This is a work of fan fiction, written because the author has an abiding love for the works of J R R Tolkien. The characters, settings, places, and languages used in this work are the property of the Tolkien Estate, Tolkien Enterprises, and possibly New Line Cinema, except for certain original characters who belong to the author of the said work. The author will not receive any money or other remuneration for presenting the work on this archive site. The work is the intellectual property of the author, is available solely for the enjoyment of Henneth Annûn Story Archive readers, and may not be copied or redistributed by any means without the explicit written consent of the author.

Story Information

Author: Jael

Status: Reviewed

Completion: Complete

Era: 3rd Age - The Stewards

Genre: General

Rating: General
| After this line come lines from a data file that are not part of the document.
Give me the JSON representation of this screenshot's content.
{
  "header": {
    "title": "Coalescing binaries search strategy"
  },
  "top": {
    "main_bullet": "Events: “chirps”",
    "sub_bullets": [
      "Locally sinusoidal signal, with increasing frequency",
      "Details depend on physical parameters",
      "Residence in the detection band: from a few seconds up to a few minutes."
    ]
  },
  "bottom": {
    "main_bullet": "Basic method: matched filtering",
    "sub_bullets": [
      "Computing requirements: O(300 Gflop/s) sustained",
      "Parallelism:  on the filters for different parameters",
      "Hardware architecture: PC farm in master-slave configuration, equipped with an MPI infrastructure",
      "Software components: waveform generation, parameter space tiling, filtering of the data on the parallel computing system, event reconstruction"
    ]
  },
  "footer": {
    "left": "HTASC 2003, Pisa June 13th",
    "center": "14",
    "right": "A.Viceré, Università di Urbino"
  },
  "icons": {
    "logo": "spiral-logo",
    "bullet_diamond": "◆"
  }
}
Last Updated: 03/23/07

Original Post: 09/12/06

Go to Keeping Hope Alive overview


There are no comments for this chapter. Be the first to comment!

Read all comments on this story

Comments are hidden to prevent spoilers.
Click header to view comments

Talk to Jael

If you are a HASA member, you must login to submit a comment.

We're sorry. Only HASA members may post comments. If you would like to speak with the author, please use the "Email Author" button in the Reader Toolbox. If you would like to join HASA, click here. Membership is free.

Reader Toolbox   Log in for more tools